Check each line of the data for "name", and copy the ones that have it.

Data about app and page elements
::::::
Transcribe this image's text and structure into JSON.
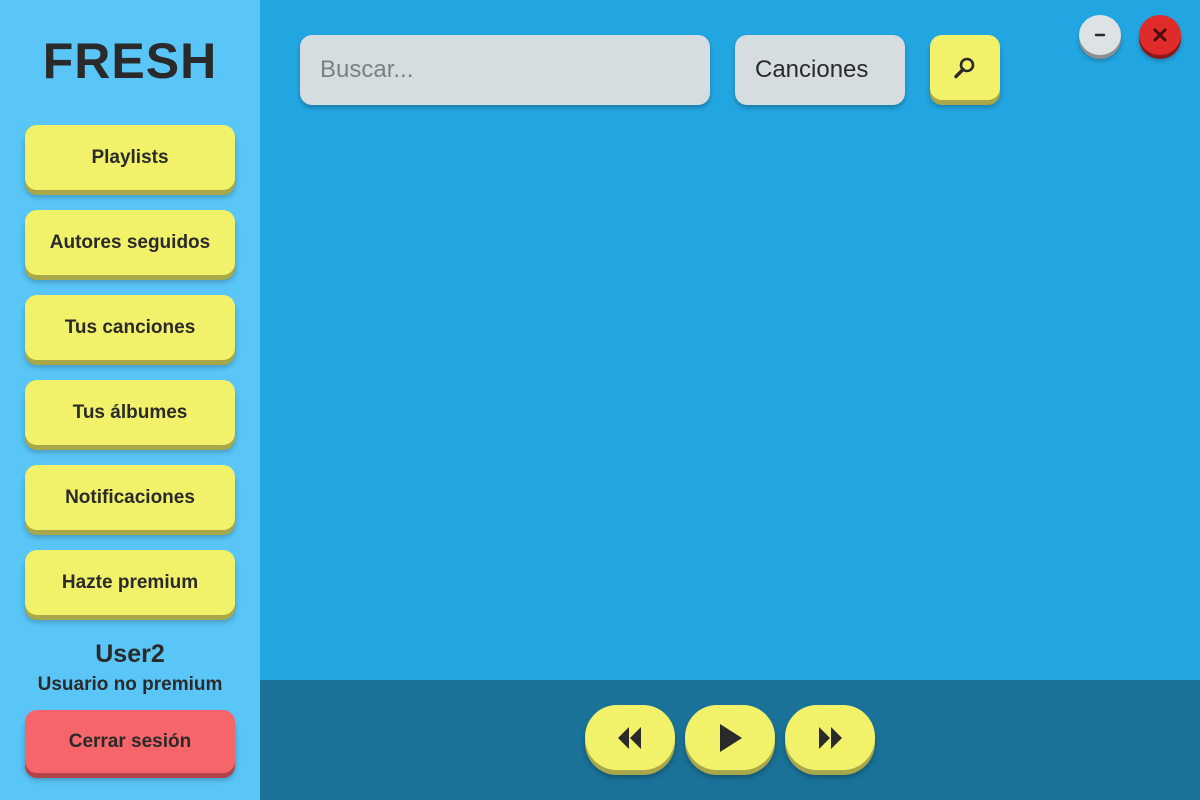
{
  "app": {
    "title": "FRESH"
  },
  "sidebar": {
    "items": [
      {
        "label": "Playlists"
      },
      {
        "label": "Autores seguidos"
      },
      {
        "label": "Tus canciones"
      },
      {
        "label": "Tus álbumes"
      },
      {
        "label": "Notificaciones"
      },
      {
        "label": "Hazte premium"
      }
    ],
    "user": {
      "name": "User2",
      "status": "Usuario no premium"
    },
    "logout_label": "Cerrar sesión"
  },
  "search": {
    "placeholder": "Buscar...",
    "value": "",
    "type_selected": "Canciones",
    "button_icon": "search-icon"
  },
  "window": {
    "minimize_icon": "minimize-icon",
    "close_icon": "close-icon"
  },
  "player": {
    "prev_icon": "rewind-icon",
    "play_icon": "play-icon",
    "next_icon": "fast-forward-icon"
  },
  "colors": {
    "sidebar_bg": "#59c6f7",
    "main_bg": "#22a6e2",
    "player_bg": "#1a7299",
    "button_yellow": "#f2f26a",
    "logout_red": "#f6656a",
    "close_red": "#e02b2b",
    "input_gray": "#d6dde0"
  }
}
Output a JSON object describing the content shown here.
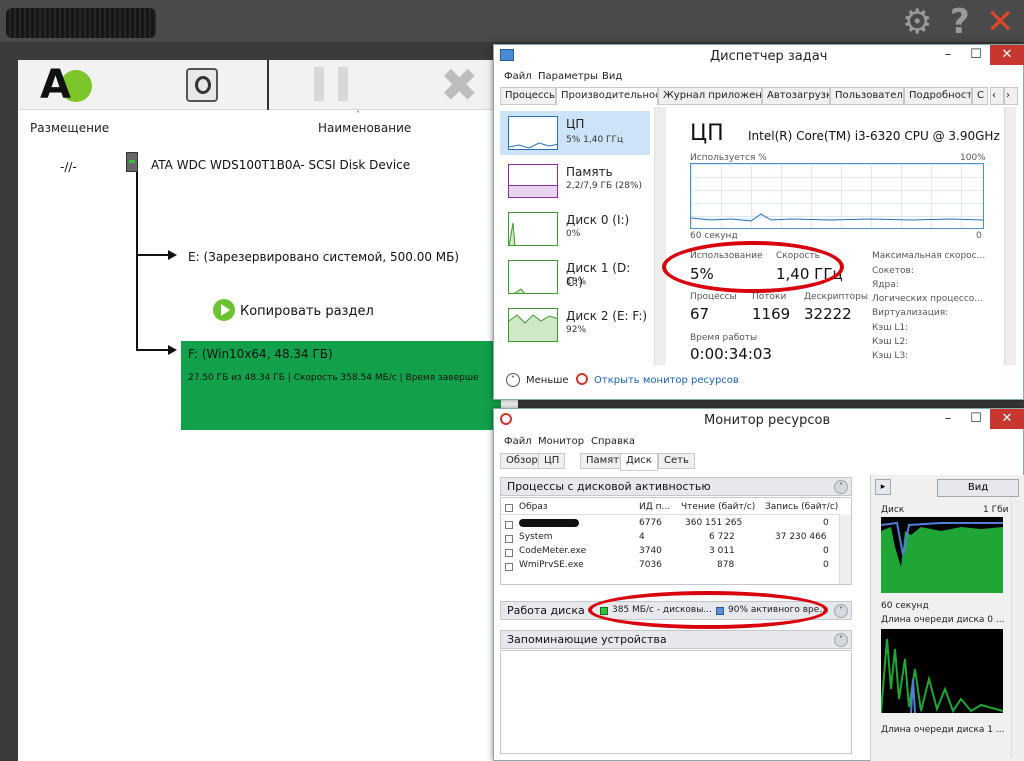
{
  "topbar": {
    "icons": [
      "gear-icon",
      "help-icon",
      "close-icon"
    ],
    "gear": "⚙",
    "help": "?",
    "close": "✕"
  },
  "app": {
    "columns": {
      "placement": "Размещение",
      "name": "Наименование"
    },
    "placement_value": "-//-",
    "disk": "ATA WDC WDS100T1B0A- SCSI Disk Device",
    "partition_e": "E: (Зарезервировано системой, 500.00 МБ)",
    "copy_action": "Копировать раздел",
    "partition_f": "F: (Win10x64, 48.34 ГБ)",
    "progress": "27.50 ГБ из 48.34 ГБ | Скорость 358.54 МБ/с | Время заверше",
    "logo_letter": "A",
    "accent": "#12a14a"
  },
  "taskmgr": {
    "title": "Диспетчер задач",
    "menu": [
      "Файл",
      "Параметры",
      "Вид"
    ],
    "tabs": [
      "Процессы",
      "Производительность",
      "Журнал приложений",
      "Автозагрузка",
      "Пользователи",
      "Подробности",
      "С"
    ],
    "active_tab": "Производительность",
    "sidebar": [
      {
        "name": "ЦП",
        "sub": "5% 1,40 ГГц"
      },
      {
        "name": "Память",
        "sub": "2,2/7,9 ГБ (28%)"
      },
      {
        "name": "Диск 0 (I:)",
        "sub": "0%"
      },
      {
        "name": "Диск 1 (D: C:)",
        "sub": "18%"
      },
      {
        "name": "Диск 2 (E: F:)",
        "sub": "92%"
      }
    ],
    "cpu_title": "ЦП",
    "cpu_model": "Intel(R) Core(TM) i3-6320 CPU @ 3.90GHz",
    "graph_label_left": "Используется %",
    "graph_label_right": "100%",
    "graph_time": "60 секунд",
    "graph_zero": "0",
    "usage_label": "Использование",
    "usage_value": "5%",
    "speed_label": "Скорость",
    "speed_value": "1,40 ГГц",
    "processes_label": "Процессы",
    "processes_value": "67",
    "threads_label": "Потоки",
    "threads_value": "1169",
    "handles_label": "Дескрипторы",
    "handles_value": "32222",
    "uptime_label": "Время работы",
    "uptime_value": "0:00:34:03",
    "right_labels": [
      "Максимальная скорос...",
      "Сокетов:",
      "Ядра:",
      "Логических процессо...",
      "Виртуализация:",
      "Кэш L1:",
      "Кэш L2:",
      "Кэш L3:"
    ],
    "less": "Меньше",
    "open_monitor": "Открыть монитор ресурсов"
  },
  "resmon": {
    "title": "Монитор ресурсов",
    "menu": [
      "Файл",
      "Монитор",
      "Справка"
    ],
    "tabs": [
      "Обзор",
      "ЦП",
      "Память",
      "Диск",
      "Сеть"
    ],
    "active_tab": "Диск",
    "disk_proc_header": "Процессы с дисковой активностью",
    "columns": [
      "Образ",
      "ИД п...",
      "Чтение (байт/с)",
      "Запись (байт/с)"
    ],
    "rows": [
      {
        "image": "",
        "pid": "6776",
        "read": "360 151 265",
        "write": "0"
      },
      {
        "image": "System",
        "pid": "4",
        "read": "6 722",
        "write": "37 230 466"
      },
      {
        "image": "CodeMeter.exe",
        "pid": "3740",
        "read": "3 011",
        "write": "0"
      },
      {
        "image": "WmiPrvSE.exe",
        "pid": "7036",
        "read": "878",
        "write": "0"
      }
    ],
    "disk_work_header": "Работа диска",
    "disk_work_a": "385 МБ/с - дисковы...",
    "disk_work_b": "90% активного вре...",
    "storage_header": "Запоминающие устройства",
    "view_button": "Вид",
    "disk_label": "Диск",
    "disk_rate": "1 Гби",
    "seconds": "60 секунд",
    "queue_a": "Длина очереди диска 0 ...",
    "queue_b": "Длина очереди диска 1 ..."
  }
}
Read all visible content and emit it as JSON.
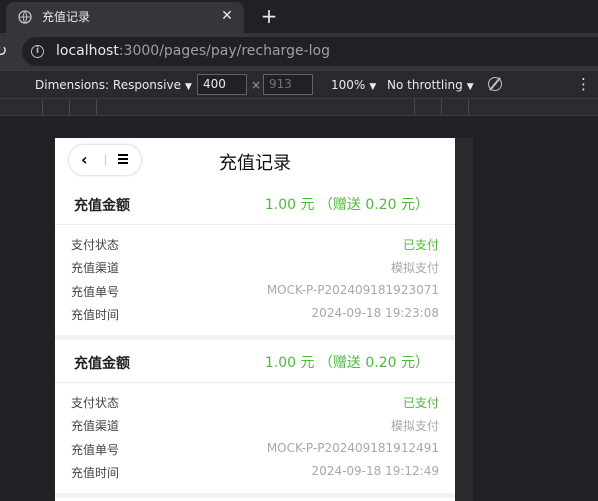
{
  "browser": {
    "tab_title": "充值记录",
    "tab_close": "✕",
    "new_tab": "+",
    "url_host": "localhost",
    "url_path": ":3000/pages/pay/recharge-log"
  },
  "devtools": {
    "dimensions_label": "Dimensions: Responsive",
    "width_value": "400",
    "times": "×",
    "height_placeholder": "913",
    "zoom": "100%",
    "throttling": "No throttling",
    "more": "⋮"
  },
  "page": {
    "title": "充值记录",
    "back_glyph": "‹",
    "records": [
      {
        "amount_label": "充值金额",
        "amount_value": "1.00 元 （赠送 0.20 元）",
        "rows": [
          {
            "label": "支付状态",
            "value": "已支付"
          },
          {
            "label": "充值渠道",
            "value": "模拟支付"
          },
          {
            "label": "充值单号",
            "value": "MOCK-P-P202409181923071"
          },
          {
            "label": "充值时间",
            "value": "2024-09-18 19:23:08"
          }
        ]
      },
      {
        "amount_label": "充值金额",
        "amount_value": "1.00 元 （赠送 0.20 元）",
        "rows": [
          {
            "label": "支付状态",
            "value": "已支付"
          },
          {
            "label": "充值渠道",
            "value": "模拟支付"
          },
          {
            "label": "充值单号",
            "value": "MOCK-P-P202409181912491"
          },
          {
            "label": "充值时间",
            "value": "2024-09-18 19:12:49"
          }
        ]
      }
    ]
  },
  "colors": {
    "accent_green": "#4fb83b",
    "muted_text": "#a8a8a8",
    "browser_bg": "#202124"
  }
}
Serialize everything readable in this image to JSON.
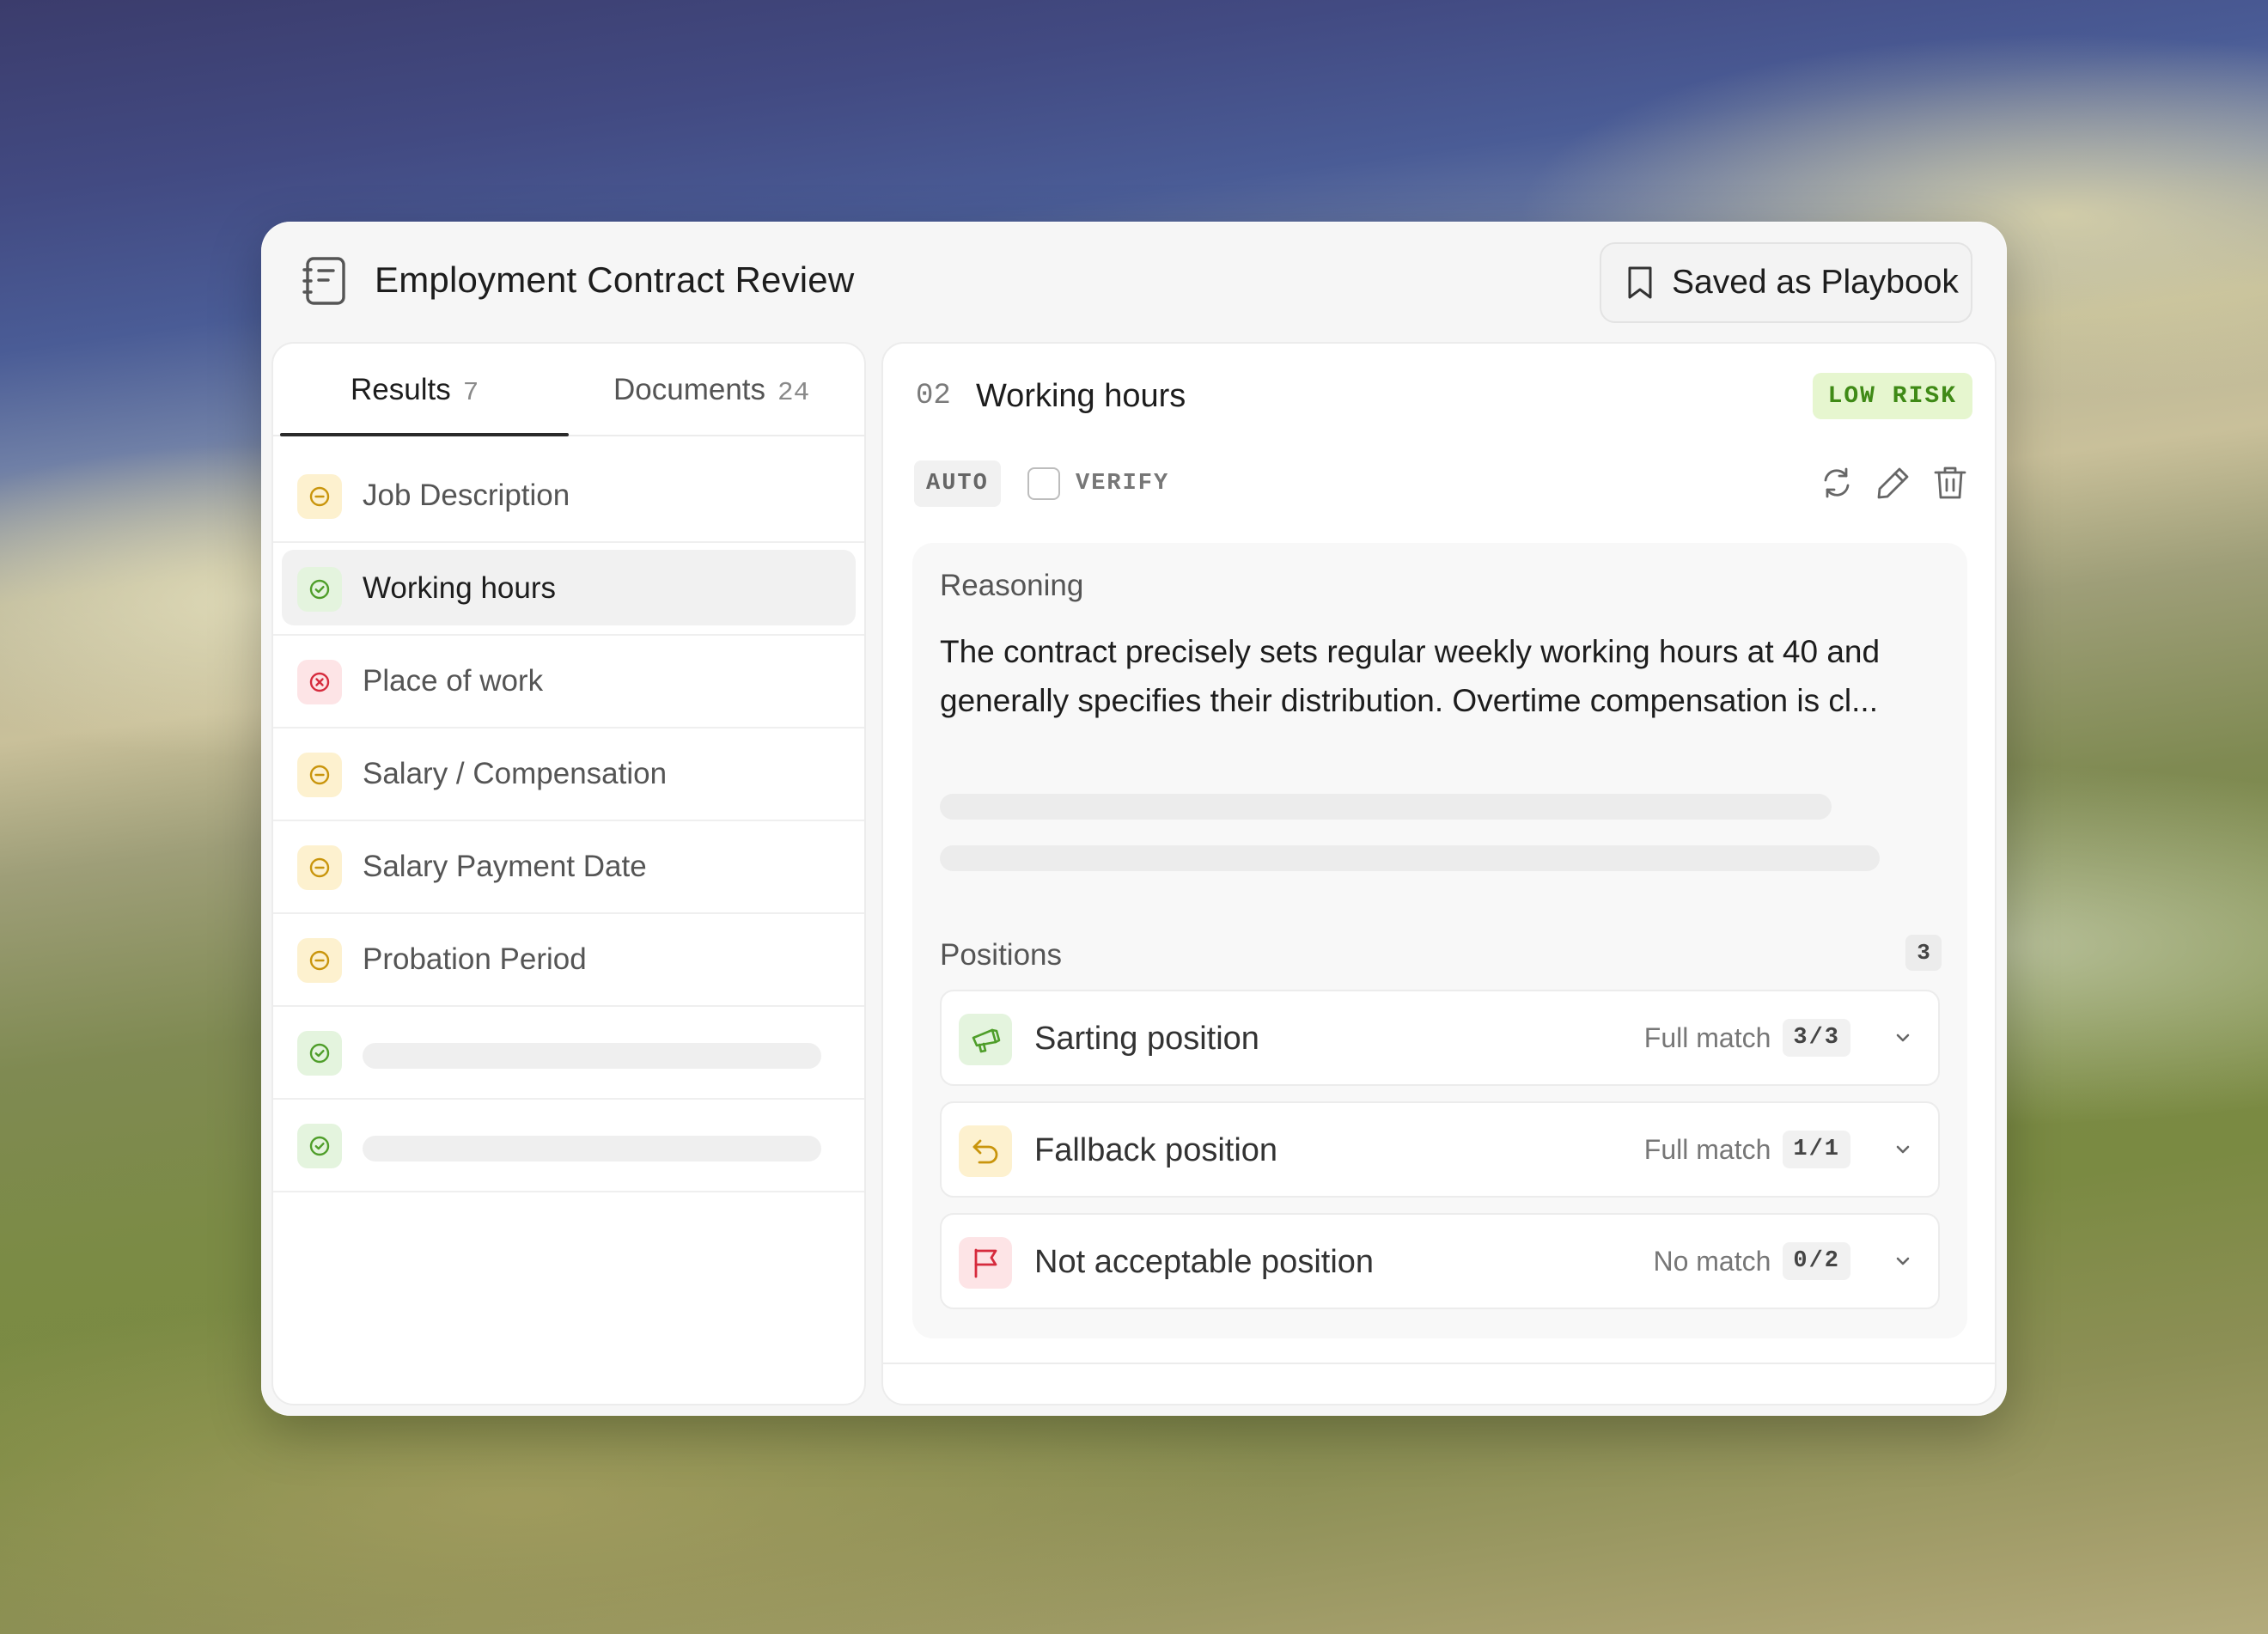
{
  "window": {
    "title": "Employment Contract Review",
    "playbook_button": "Saved as Playbook"
  },
  "tabs": [
    {
      "label": "Results",
      "count": "7",
      "active": true
    },
    {
      "label": "Documents",
      "count": "24",
      "active": false
    }
  ],
  "results": [
    {
      "label": "Job Description",
      "status": "partial",
      "icon": "minus-circle-icon"
    },
    {
      "label": "Working hours",
      "status": "ok",
      "icon": "check-circle-icon",
      "active": true
    },
    {
      "label": "Place of work",
      "status": "fail",
      "icon": "x-circle-icon"
    },
    {
      "label": "Salary / Compensation",
      "status": "partial",
      "icon": "minus-circle-icon"
    },
    {
      "label": "Salary Payment Date",
      "status": "partial",
      "icon": "minus-circle-icon"
    },
    {
      "label": "Probation Period",
      "status": "partial",
      "icon": "minus-circle-icon"
    },
    {
      "label": "",
      "status": "ok",
      "icon": "check-circle-icon",
      "placeholder": true
    },
    {
      "label": "",
      "status": "ok",
      "icon": "check-circle-icon",
      "placeholder": true
    }
  ],
  "detail": {
    "number": "02",
    "title": "Working hours",
    "risk": "LOW RISK",
    "auto_tag": "AUTO",
    "verify_label": "VERIFY",
    "reasoning_heading": "Reasoning",
    "reasoning_text": "The contract precisely sets regular weekly working hours at 40 and generally specifies their distribution. Overtime compensation is cl...",
    "positions_heading": "Positions",
    "positions_count": "3",
    "positions": [
      {
        "title": "Sarting position",
        "match": "Full match",
        "ratio": "3/3",
        "icon": "megaphone-icon"
      },
      {
        "title": "Fallback position",
        "match": "Full match",
        "ratio": "1/1",
        "icon": "undo-arrow-icon"
      },
      {
        "title": "Not acceptable position",
        "match": "No match",
        "ratio": "0/2",
        "icon": "flag-icon"
      }
    ]
  },
  "colors": {
    "ok": "#4f9e2a",
    "partial": "#c9950c",
    "fail": "#d62b3d",
    "risk_low_text": "#3f8a16",
    "risk_low_bg": "#e6f6cf"
  }
}
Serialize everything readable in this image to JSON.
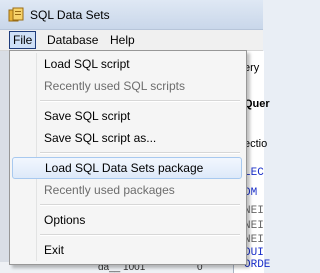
{
  "window": {
    "title": "SQL Data Sets"
  },
  "menubar": {
    "items": [
      "File",
      "Database",
      "Help"
    ]
  },
  "file_menu": {
    "items": [
      {
        "label": "Load SQL script",
        "enabled": true
      },
      {
        "label": "Recently used SQL scripts",
        "enabled": false
      },
      {
        "label": "Save SQL script",
        "enabled": true
      },
      {
        "label": "Save SQL script as...",
        "enabled": true
      },
      {
        "label": "Load SQL Data Sets package",
        "enabled": true,
        "highlighted": true
      },
      {
        "label": "Recently used packages",
        "enabled": false
      },
      {
        "label": "Options",
        "enabled": true
      },
      {
        "label": "Exit",
        "enabled": true
      }
    ]
  },
  "background": {
    "right_fragments": [
      "ery",
      "Quer",
      "ectio",
      "LEC",
      "OM",
      "NEI",
      "NEI",
      "NEI",
      "OUI",
      "ORDE"
    ],
    "bottom_fragments": [
      "0",
      "da__ 1001"
    ]
  },
  "colors": {
    "menu_highlight": "#cfe0f7",
    "keyword_blue": "#1a2fc9"
  }
}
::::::
### [Solution to this problem]
      "name": "User2",
      "name": "Наименование"
        "name": "ЦП",
        "name": "Память",
        "name": "Диск 0 (I:)",
        "name": "Диск 1 (D: C:)",
        "name": "Диск 2 (E: F:)",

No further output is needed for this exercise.